In a video to supporters that previews the nationally televised Jan 25 speech, Obama said that even with 9.4 percent unemployment, the economy is once again growing, corporate profits are on the rise and more than 1 million jobs have been created over the last year.
Obama said he will be pivoting from responding to the financial crisis that occupied much of the first two years of his presidency to meeting longer-range economic challenges.
"My principal focus, my number one focus, is going be making sure that we are competitive, that we are growing, and we are creating jobs not just now but well into the future," Obama said in the video released on Saturday. "I'm focused on making sure the economy is working for everybody, for the entire American family."
The theme of boosting the country's ability to compete with emerging economies such as China and India is one the president has been sounding since his trip to Asia last November.
During a Dec 6 speech in Winston-Salem, North Carolina, Obama said the nation faces a "Sputnik moment" - a reference to the Soviet Union's launch of the first satellite in 1957, ahead of the US.
Obama earlier last week hosted a state visit by Chinese President Hu Jintao, leader of a nation viewed as both an economic rival and a promising export market. On Friday, Obama named General Electric Co's chief executive officer, Jeffrey Immelt, to head a group of outside advisers called the President's Council on Jobs and Competitiveness.
With more than half of GE's revenue coming from outside the US, Obama said Immelt "understands what it takes for America to compete in the global economy".
Obama said on Friday to maintain that competitive edge the US must stay the most "dynamic economy in the world" and make sure that future generations can "compete with workers anywhere in the world".
"Now to do that, we're going to have to out-innovate, we're going to have to out-build, we're going to have to out-compete, we're going to have to out-educate other countries," Obama said. "That's our challenge."

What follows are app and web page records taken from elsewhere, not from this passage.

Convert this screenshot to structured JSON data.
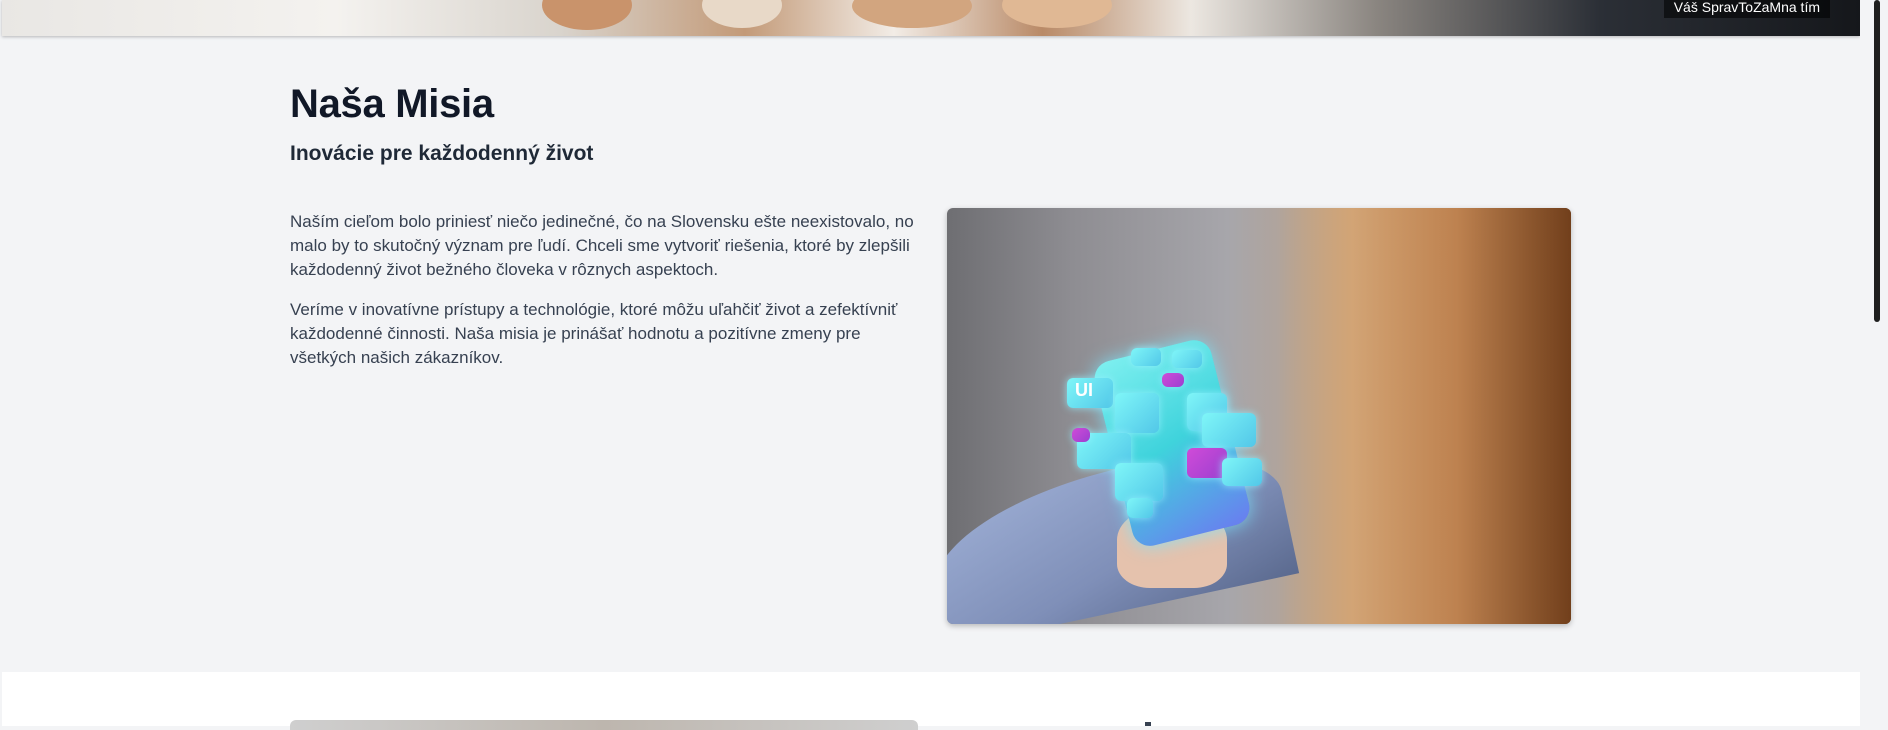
{
  "hero": {
    "caption": "Váš SpravToZaMna tím"
  },
  "mission": {
    "title": "Naša Misia",
    "subtitle": "Inovácie pre každodenný život",
    "paragraphs": [
      "Naším cieľom bolo priniesť niečo jedinečné, čo na Slovensku ešte neexistovalo, no malo by to skutočný význam pre ľudí. Chceli sme vytvoriť riešenia, ktoré by zlepšili každodenný život bežného človeka v rôznych aspektoch.",
      "Veríme v inovatívne prístupy a technológie, ktoré môžu uľahčiť život a zefektívniť každodenné činnosti. Naša misia je prinášať hodnotu a pozitívne zmeny pre všetkých našich zákazníkov."
    ],
    "image": {
      "ui_label": "UI"
    }
  }
}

With the speech marking the beginning of a politically divided Congress, Obama urged Republicans and Democrats to work together to find common ground on economic and security issues "even as we're having some very vigorous debates".
Chief among those challenges is reducing the more than $1.2 trillion US budget deficit. White House allies have been told not to expect a detailed budget plan in the speech, though the president will call for tough choices and may offer examples. Obama didn't indicate how he would address the recommendations from his bipartisan deficit commission, including a proposal to cut social security benefits.
(China Daily 01/24/2011 page14)